What is being asked:
Using the records below, filter out every line that lacks "Beiträge" and copy the rest.

Data supplied:
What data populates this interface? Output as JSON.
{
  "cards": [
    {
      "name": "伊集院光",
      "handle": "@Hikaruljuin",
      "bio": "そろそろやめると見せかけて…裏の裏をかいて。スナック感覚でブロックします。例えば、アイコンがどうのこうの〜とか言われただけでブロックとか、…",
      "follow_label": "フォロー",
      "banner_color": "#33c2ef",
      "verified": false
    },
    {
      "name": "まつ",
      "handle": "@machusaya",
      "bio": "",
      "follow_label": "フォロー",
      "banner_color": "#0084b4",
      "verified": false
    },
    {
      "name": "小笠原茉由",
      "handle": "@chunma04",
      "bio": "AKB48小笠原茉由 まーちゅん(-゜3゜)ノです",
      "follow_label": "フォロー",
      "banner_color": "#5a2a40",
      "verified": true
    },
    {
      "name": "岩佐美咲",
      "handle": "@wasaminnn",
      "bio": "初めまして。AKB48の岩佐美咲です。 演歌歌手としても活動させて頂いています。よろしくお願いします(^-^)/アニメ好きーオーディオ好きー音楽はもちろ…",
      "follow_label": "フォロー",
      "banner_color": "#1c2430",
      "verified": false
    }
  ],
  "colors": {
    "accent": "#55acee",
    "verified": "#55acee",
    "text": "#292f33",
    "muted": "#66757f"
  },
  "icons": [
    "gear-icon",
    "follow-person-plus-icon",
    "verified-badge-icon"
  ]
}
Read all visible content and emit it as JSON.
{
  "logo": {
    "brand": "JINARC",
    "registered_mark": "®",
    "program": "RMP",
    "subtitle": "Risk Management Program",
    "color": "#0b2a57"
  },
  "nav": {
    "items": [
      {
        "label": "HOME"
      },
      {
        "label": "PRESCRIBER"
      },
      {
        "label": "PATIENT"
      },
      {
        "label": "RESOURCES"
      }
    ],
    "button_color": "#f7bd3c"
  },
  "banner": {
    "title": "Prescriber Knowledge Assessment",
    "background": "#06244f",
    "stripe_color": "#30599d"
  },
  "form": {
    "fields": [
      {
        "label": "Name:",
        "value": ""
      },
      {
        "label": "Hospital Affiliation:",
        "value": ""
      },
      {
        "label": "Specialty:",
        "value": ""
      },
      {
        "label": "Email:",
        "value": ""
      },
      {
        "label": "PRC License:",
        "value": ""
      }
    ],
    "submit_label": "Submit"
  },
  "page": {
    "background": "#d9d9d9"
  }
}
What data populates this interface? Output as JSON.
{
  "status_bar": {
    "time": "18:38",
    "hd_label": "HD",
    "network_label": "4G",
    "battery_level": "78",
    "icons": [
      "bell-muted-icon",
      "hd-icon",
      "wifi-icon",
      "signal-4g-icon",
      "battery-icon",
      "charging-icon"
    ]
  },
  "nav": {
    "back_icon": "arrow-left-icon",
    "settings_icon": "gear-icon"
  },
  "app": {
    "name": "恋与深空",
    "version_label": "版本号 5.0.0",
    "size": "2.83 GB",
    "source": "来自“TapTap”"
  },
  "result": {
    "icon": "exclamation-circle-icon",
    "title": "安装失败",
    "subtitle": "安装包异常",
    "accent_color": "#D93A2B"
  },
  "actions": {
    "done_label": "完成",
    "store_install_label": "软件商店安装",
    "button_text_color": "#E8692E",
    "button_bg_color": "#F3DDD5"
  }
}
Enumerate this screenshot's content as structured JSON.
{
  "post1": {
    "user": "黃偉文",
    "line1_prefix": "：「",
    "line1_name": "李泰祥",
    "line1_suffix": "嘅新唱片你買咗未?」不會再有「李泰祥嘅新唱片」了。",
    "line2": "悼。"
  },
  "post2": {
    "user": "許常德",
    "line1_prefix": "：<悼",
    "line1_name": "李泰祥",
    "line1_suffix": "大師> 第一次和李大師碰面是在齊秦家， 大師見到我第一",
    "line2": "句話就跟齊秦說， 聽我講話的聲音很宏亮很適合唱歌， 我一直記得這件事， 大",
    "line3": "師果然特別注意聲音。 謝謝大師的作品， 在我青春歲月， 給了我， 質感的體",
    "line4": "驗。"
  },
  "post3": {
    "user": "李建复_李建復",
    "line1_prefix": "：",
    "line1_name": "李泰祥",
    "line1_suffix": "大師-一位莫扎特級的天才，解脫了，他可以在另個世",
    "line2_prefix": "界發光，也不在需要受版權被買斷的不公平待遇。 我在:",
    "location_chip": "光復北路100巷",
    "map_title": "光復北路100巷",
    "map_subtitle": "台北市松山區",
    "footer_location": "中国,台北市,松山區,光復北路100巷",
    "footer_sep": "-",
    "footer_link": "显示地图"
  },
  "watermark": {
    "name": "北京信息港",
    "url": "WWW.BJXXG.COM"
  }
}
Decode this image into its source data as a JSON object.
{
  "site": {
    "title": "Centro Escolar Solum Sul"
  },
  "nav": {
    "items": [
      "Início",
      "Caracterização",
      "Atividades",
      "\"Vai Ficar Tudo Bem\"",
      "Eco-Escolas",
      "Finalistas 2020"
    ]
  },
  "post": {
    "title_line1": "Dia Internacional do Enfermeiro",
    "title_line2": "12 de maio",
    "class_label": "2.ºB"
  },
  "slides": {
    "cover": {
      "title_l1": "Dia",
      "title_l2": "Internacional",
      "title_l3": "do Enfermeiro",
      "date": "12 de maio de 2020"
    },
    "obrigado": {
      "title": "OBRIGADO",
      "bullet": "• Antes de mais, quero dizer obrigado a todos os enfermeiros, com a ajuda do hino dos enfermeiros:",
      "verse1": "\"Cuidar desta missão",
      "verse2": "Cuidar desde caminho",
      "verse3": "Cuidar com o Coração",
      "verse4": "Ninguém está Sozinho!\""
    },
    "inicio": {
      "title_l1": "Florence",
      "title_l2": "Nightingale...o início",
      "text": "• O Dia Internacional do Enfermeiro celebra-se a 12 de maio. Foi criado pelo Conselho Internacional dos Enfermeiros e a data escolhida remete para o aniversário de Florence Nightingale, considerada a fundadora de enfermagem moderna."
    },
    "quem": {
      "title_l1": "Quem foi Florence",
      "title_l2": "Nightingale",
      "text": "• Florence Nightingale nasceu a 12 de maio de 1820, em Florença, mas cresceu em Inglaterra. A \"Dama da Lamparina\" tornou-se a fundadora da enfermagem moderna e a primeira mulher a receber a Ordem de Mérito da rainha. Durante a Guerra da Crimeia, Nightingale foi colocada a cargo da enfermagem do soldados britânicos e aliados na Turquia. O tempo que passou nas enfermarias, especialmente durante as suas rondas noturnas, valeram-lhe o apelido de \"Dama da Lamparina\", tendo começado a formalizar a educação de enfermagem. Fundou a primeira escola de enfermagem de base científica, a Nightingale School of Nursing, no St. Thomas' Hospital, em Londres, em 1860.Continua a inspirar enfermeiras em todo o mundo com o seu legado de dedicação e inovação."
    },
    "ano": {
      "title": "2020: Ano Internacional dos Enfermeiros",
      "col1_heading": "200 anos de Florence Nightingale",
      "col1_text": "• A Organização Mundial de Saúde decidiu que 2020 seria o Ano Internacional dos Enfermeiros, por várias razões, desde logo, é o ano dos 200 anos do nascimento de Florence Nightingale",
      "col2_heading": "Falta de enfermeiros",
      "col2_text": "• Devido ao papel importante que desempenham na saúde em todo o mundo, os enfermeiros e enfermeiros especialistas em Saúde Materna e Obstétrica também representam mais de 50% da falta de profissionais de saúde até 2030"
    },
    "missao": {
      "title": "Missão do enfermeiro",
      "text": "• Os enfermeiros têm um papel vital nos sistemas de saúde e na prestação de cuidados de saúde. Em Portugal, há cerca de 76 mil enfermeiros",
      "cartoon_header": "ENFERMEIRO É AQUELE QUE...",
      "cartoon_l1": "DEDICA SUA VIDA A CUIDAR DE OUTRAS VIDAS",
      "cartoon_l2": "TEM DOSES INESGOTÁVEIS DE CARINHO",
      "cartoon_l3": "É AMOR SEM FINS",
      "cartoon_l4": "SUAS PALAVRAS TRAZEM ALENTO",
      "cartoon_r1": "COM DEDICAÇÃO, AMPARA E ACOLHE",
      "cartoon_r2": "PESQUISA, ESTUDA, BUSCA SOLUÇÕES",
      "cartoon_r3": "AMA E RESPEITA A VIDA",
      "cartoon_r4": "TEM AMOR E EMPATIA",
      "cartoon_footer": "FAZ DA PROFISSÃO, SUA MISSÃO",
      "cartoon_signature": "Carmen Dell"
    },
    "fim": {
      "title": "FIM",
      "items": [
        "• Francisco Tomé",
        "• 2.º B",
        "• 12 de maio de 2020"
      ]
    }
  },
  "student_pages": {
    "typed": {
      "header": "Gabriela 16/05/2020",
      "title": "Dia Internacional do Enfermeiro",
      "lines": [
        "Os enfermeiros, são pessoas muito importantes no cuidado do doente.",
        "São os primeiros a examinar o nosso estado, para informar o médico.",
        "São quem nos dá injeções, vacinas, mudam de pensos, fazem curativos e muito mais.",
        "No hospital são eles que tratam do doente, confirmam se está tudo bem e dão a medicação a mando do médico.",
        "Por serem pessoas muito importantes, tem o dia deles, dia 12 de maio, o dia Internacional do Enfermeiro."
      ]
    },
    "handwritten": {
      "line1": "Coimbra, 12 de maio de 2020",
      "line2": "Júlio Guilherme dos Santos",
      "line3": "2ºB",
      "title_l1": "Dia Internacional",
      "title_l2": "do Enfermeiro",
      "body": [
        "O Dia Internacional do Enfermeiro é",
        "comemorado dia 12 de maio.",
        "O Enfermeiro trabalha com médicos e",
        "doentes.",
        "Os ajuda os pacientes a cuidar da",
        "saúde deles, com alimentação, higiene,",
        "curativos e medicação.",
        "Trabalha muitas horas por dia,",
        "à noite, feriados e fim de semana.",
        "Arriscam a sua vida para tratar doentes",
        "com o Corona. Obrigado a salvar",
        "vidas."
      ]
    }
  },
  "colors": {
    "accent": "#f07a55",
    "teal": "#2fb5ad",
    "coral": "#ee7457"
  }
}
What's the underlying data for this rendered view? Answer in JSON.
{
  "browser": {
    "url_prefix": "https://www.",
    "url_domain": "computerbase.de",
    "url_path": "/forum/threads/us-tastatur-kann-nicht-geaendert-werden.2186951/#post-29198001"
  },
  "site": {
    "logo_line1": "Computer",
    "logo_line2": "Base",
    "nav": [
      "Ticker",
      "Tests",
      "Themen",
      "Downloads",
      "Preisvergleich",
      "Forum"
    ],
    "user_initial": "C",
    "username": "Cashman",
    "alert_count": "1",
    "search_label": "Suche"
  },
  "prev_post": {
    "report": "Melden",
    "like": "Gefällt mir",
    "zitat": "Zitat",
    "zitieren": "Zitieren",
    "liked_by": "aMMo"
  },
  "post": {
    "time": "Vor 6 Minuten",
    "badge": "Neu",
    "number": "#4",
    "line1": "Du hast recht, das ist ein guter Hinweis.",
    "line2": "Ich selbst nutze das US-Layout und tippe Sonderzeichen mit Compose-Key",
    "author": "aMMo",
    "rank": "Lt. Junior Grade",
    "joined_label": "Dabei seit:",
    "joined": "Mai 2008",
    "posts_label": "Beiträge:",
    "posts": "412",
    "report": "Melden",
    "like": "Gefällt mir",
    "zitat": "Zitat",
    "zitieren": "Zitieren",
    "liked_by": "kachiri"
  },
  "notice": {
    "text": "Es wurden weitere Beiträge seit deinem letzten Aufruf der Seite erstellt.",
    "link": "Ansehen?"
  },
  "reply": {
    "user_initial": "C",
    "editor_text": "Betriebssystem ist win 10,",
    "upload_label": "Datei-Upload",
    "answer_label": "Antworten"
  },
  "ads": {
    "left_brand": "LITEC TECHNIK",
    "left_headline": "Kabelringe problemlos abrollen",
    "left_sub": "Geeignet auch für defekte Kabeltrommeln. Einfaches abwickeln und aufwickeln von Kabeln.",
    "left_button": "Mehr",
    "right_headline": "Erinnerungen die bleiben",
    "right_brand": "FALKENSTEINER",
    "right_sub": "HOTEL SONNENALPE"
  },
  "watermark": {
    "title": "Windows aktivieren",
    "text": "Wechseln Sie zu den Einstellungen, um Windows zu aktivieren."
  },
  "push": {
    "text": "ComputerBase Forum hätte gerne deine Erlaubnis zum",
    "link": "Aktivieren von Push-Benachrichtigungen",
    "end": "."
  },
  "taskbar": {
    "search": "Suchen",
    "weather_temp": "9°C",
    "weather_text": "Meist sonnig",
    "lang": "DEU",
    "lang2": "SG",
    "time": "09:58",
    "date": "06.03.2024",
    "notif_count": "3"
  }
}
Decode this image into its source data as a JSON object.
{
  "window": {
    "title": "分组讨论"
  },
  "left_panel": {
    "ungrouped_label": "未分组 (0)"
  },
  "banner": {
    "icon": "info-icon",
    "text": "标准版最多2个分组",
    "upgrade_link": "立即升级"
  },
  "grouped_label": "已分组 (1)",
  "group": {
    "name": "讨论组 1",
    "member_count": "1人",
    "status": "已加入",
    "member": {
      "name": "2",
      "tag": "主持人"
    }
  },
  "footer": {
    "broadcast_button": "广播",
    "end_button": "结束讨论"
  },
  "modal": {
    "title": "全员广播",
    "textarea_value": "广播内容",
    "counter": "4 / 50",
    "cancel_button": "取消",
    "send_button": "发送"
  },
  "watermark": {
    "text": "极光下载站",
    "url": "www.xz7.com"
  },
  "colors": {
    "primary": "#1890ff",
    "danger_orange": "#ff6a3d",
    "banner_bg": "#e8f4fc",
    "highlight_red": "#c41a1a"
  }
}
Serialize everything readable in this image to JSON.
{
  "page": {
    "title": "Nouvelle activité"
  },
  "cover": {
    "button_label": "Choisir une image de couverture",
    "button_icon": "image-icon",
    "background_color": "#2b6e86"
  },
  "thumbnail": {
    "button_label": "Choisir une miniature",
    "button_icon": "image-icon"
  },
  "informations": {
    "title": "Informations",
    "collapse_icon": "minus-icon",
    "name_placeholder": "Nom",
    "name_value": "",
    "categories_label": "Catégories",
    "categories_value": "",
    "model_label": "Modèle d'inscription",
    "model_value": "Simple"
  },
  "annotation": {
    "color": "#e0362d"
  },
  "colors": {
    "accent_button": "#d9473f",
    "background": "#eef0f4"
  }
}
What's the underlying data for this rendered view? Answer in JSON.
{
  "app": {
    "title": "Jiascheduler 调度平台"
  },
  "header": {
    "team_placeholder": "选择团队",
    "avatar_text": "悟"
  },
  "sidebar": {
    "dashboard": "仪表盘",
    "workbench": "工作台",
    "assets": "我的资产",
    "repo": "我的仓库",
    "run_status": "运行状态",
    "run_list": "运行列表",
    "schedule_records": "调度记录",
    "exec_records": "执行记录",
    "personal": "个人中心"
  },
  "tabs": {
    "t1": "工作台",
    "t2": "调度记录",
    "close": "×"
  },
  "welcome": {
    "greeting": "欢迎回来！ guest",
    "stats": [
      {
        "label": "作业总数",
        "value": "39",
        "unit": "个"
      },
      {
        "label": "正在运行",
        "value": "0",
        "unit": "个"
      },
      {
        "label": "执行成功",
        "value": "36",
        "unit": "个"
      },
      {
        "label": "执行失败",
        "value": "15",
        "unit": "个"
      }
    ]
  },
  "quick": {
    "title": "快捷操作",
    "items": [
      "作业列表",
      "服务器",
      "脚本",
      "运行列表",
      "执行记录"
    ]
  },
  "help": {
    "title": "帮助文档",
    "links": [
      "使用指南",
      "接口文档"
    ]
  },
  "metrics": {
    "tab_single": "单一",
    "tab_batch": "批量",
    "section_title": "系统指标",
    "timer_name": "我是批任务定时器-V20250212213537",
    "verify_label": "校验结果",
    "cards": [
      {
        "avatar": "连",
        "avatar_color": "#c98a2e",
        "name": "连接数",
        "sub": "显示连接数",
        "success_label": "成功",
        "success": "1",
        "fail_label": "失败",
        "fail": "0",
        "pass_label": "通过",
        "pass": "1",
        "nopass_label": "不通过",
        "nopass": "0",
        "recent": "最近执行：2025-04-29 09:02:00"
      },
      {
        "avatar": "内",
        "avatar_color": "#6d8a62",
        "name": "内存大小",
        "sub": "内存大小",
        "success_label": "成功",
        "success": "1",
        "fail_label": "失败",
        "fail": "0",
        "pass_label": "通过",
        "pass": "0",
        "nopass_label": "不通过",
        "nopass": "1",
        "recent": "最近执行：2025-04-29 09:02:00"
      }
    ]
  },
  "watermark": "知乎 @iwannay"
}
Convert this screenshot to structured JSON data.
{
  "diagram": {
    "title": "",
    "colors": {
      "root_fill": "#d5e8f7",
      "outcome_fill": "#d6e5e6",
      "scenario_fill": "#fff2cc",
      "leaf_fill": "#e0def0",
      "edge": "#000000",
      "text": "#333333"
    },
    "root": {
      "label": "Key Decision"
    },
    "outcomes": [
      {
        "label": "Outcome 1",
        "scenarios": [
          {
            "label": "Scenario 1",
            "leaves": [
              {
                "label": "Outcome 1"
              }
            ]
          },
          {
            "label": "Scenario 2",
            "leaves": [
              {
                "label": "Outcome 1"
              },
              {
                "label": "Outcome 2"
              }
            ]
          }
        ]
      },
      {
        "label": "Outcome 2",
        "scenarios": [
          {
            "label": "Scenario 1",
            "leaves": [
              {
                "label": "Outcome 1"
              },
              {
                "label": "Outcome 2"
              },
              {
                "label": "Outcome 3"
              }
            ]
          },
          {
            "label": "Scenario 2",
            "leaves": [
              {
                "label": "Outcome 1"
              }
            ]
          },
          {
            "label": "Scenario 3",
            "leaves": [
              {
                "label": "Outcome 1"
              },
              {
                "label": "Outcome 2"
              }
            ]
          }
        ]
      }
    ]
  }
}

Answer box:
    "posts_label": "Beiträge:",
    "text": "Es wurden weitere Beiträge seit deinem letzten Aufruf der Seite erstellt.",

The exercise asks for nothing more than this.